"By the time we got to Ruby I couldn't see anybody else behind me, so I pretty much knew it was my race to loose," Bishop said. "There was a fire at Bone Yard (on the Yukon River below Tanana) and the smoke was as thick as fog.
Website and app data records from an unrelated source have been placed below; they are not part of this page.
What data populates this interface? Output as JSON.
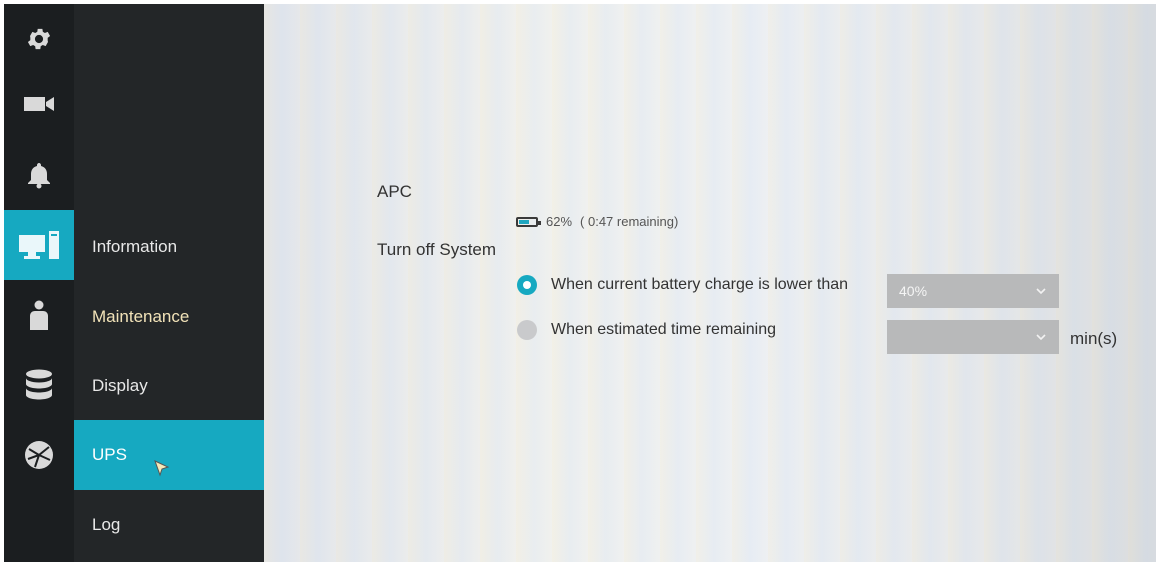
{
  "rail": {
    "icons": [
      "gear-icon",
      "camera-icon",
      "bell-icon",
      "computer-icon",
      "user-icon",
      "database-icon",
      "network-icon"
    ],
    "active_index": 3,
    "accent": "#16a9c1"
  },
  "submenu": {
    "items": [
      {
        "label": "Information"
      },
      {
        "label": "Maintenance"
      },
      {
        "label": "Display"
      },
      {
        "label": "UPS"
      },
      {
        "label": "Log"
      }
    ],
    "active_index": 3
  },
  "ups": {
    "vendor": "APC",
    "battery_percent": "62%",
    "battery_remaining": "( 0:47 remaining)",
    "battery_level": 0.62,
    "turn_off_label": "Turn off System",
    "options": [
      {
        "label": "When current battery charge is lower than",
        "selected": true,
        "value": "40%"
      },
      {
        "label": "When estimated time remaining",
        "selected": false,
        "value": "",
        "unit": "min(s)"
      }
    ]
  }
}
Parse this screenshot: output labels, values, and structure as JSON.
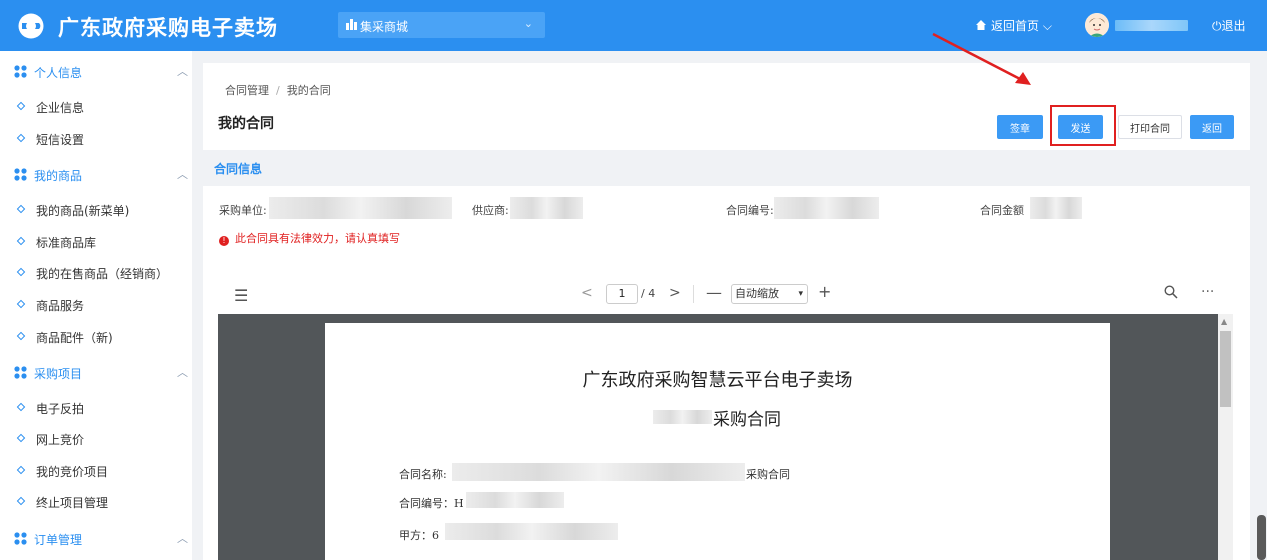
{
  "header": {
    "brand": "广东政府采购电子卖场",
    "mall_select": "集采商城",
    "home_link": "返回首页",
    "logout": "退出"
  },
  "sidebar": {
    "groups": [
      {
        "label": "个人信息",
        "items": [
          "企业信息",
          "短信设置"
        ]
      },
      {
        "label": "我的商品",
        "items": [
          "我的商品(新菜单)",
          "标准商品库",
          "我的在售商品（经销商）",
          "商品服务",
          "商品配件（新)"
        ]
      },
      {
        "label": "采购项目",
        "items": [
          "电子反拍",
          "网上竞价",
          "我的竞价项目",
          "终止项目管理"
        ]
      },
      {
        "label": "订单管理",
        "items": []
      }
    ]
  },
  "breadcrumb": {
    "root": "合同管理",
    "sep": "/",
    "current": "我的合同"
  },
  "page_title": "我的合同",
  "actions": {
    "sign": "签章",
    "send": "发送",
    "print": "打印合同",
    "back": "返回"
  },
  "section_title": "合同信息",
  "contract_info": {
    "buyer_label": "采购单位:",
    "supplier_label": "供应商:",
    "number_label": "合同编号:",
    "amount_label": "合同金额",
    "warning": "此合同具有法律效力，请认真填写"
  },
  "pdf_viewer": {
    "page": "1",
    "total": "/ 4",
    "zoom": "自动缩放",
    "document": {
      "title": "广东政府采购智慧云平台电子卖场",
      "subtitle": "采购合同",
      "name_label": "合同名称:",
      "name_suffix": "采购合同",
      "number_label": "合同编号：H",
      "party_a_label": "甲方：6"
    }
  },
  "colors": {
    "primary": "#2b8ff0",
    "button": "#3b9af5",
    "warning": "#e02020",
    "highlight": "#e02020"
  }
}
You had to rely on experience to get through that part."

Attla and Dick stayed close to each other the entire return trip and crossed the finish line at Pike's Landing together, more than 30 minutes behind the champion.

"I was racing A.J. all the way back," Attla said. "It was a pretty good race overall, but I did have some cavitation problems."

Dick, who was driving Koyukuk Raiders in honor of Vernon Jones, who died last September, said he was happy with the way things went and was glad to return to Fairbanks after a rough ride home.

"When we had good water, the boat ran really well," Dick said. "From Galena to Tanana it was pretty good, but then it started to get rough."

How rough was it over the final 150 or so miles?

"I feel like I just went 12 rounds with the heavyweight champ," said Lee McCotter, one of the crew members of Koyukuk Raiders.

Both rookie racers accomplished their goal of finishing the Yukon 800 in their first attempt as captain.

"I thought it was going to be a lot worse," Agnes said after receiving congratulations from his family and friends. "It probably does get worse, but this was a pretty good year."

Cruger wasn't exactly thrilled by finishing fifth, but he was grateful he was able to finish after encountering numerous minor mishaps both on the way to Galena and on the way back.

"What could have gone wrong, went wrong," he said. "Now we know the things we've got to get worked out before next year." 

© 2000 MediaNews Group, Inc. and Fairbanks Publishing Company, Inc.


Back to Top

For questions regarding this site, or for site updates, please e-mail our webmaster at "thewebmaster" @ "fairbanks-alaska.com" after first removing the spaces and quote marks. See the FAQ for info on advertising on this site. This site of information is provided & Copyright©1998-2015 by Aurora WebMasters, all rights reserved. This page last modified: Saturday, December 20, 2014.

Site built and maintained by Aurora Webmasters, member of The HTML Writers Guild Certified and experienced in securing high ranking keywords on search engines. Certified in Search Engine Positioning